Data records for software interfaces

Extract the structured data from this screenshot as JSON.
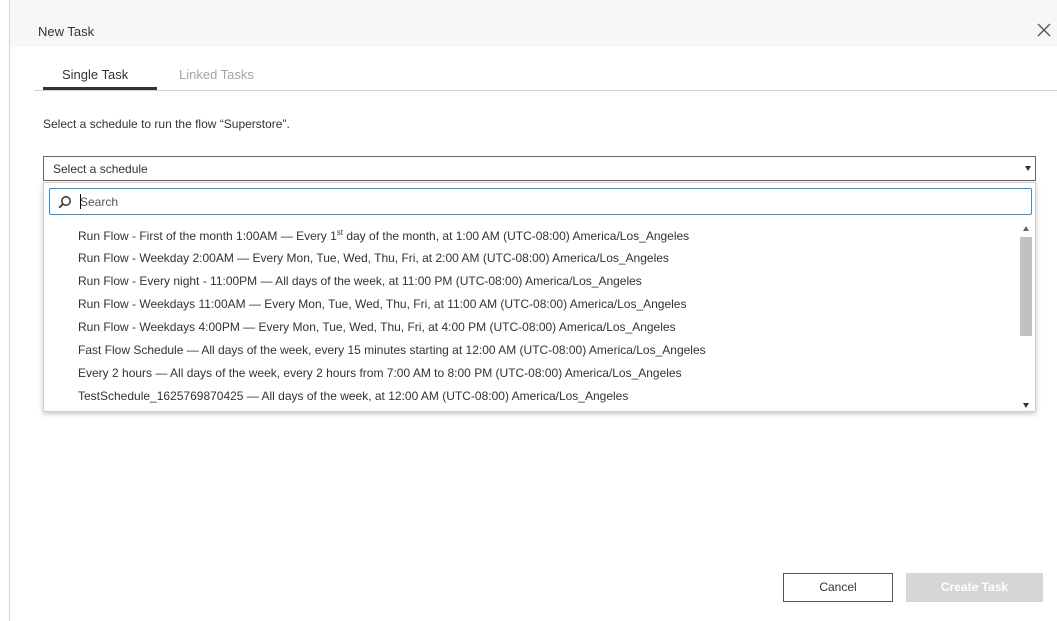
{
  "dialog": {
    "title": "New Task",
    "close_icon": "close-icon"
  },
  "tabs": [
    {
      "label": "Single Task",
      "active": true
    },
    {
      "label": "Linked Tasks",
      "active": false
    }
  ],
  "instruction": "Select a schedule to run the flow “Superstore”.",
  "schedule_select": {
    "selected": "Select a schedule",
    "arrow_icon": "dropdown-arrow-icon"
  },
  "search": {
    "placeholder": "Search",
    "value": "",
    "icon": "search-icon"
  },
  "options": [
    {
      "label": "Run Flow - First of the month 1:00AM — Every 1",
      "sup": "st",
      "label_tail": " day of the month, at 1:00 AM (UTC-08:00) America/Los_Angeles"
    },
    {
      "label": "Run Flow - Weekday 2:00AM — Every Mon, Tue, Wed, Thu, Fri, at 2:00 AM (UTC-08:00) America/Los_Angeles"
    },
    {
      "label": "Run Flow - Every night - 11:00PM — All days of the week, at 11:00 PM (UTC-08:00) America/Los_Angeles"
    },
    {
      "label": "Run Flow - Weekdays 11:00AM — Every Mon, Tue, Wed, Thu, Fri, at 11:00 AM (UTC-08:00) America/Los_Angeles"
    },
    {
      "label": "Run Flow - Weekdays 4:00PM — Every Mon, Tue, Wed, Thu, Fri, at 4:00 PM (UTC-08:00) America/Los_Angeles"
    },
    {
      "label": "Fast Flow Schedule — All days of the week, every 15 minutes starting at 12:00 AM (UTC-08:00) America/Los_Angeles"
    },
    {
      "label": "Every 2 hours — All days of the week, every 2 hours from 7:00 AM to 8:00 PM (UTC-08:00) America/Los_Angeles"
    },
    {
      "label": "TestSchedule_1625769870425 — All days of the week, at 12:00 AM (UTC-08:00) America/Los_Angeles"
    }
  ],
  "buttons": {
    "cancel": "Cancel",
    "create": "Create Task"
  },
  "colors": {
    "focus_border": "#2f8fd6",
    "disabled_button": "#d6d6d6",
    "tab_active_underline": "#333333"
  }
}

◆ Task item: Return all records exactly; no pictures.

◆ Answer for the task:
Extract the structured data from this screenshot as JSON.
{
  "dialog": {
    "title": "New Task",
    "close_icon": "close-icon"
  },
  "tabs": [
    {
      "label": "Single Task",
      "active": true
    },
    {
      "label": "Linked Tasks",
      "active": false
    }
  ],
  "instruction": "Select a schedule to run the flow “Superstore”.",
  "schedule_select": {
    "selected": "Select a schedule",
    "arrow_icon": "dropdown-arrow-icon"
  },
  "search": {
    "placeholder": "Search",
    "value": "",
    "icon": "search-icon"
  },
  "options": [
    {
      "label": "Run Flow - First of the month 1:00AM — Every 1",
      "sup": "st",
      "label_tail": " day of the month, at 1:00 AM (UTC-08:00) America/Los_Angeles"
    },
    {
      "label": "Run Flow - Weekday 2:00AM — Every Mon, Tue, Wed, Thu, Fri, at 2:00 AM (UTC-08:00) America/Los_Angeles"
    },
    {
      "label": "Run Flow - Every night - 11:00PM — All days of the week, at 11:00 PM (UTC-08:00) America/Los_Angeles"
    },
    {
      "label": "Run Flow - Weekdays 11:00AM — Every Mon, Tue, Wed, Thu, Fri, at 11:00 AM (UTC-08:00) America/Los_Angeles"
    },
    {
      "label": "Run Flow - Weekdays 4:00PM — Every Mon, Tue, Wed, Thu, Fri, at 4:00 PM (UTC-08:00) America/Los_Angeles"
    },
    {
      "label": "Fast Flow Schedule — All days of the week, every 15 minutes starting at 12:00 AM (UTC-08:00) America/Los_Angeles"
    },
    {
      "label": "Every 2 hours — All days of the week, every 2 hours from 7:00 AM to 8:00 PM (UTC-08:00) America/Los_Angeles"
    },
    {
      "label": "TestSchedule_1625769870425 — All days of the week, at 12:00 AM (UTC-08:00) America/Los_Angeles"
    }
  ],
  "buttons": {
    "cancel": "Cancel",
    "create": "Create Task"
  },
  "colors": {
    "focus_border": "#2f8fd6",
    "disabled_button": "#d6d6d6",
    "tab_active_underline": "#333333"
  }
}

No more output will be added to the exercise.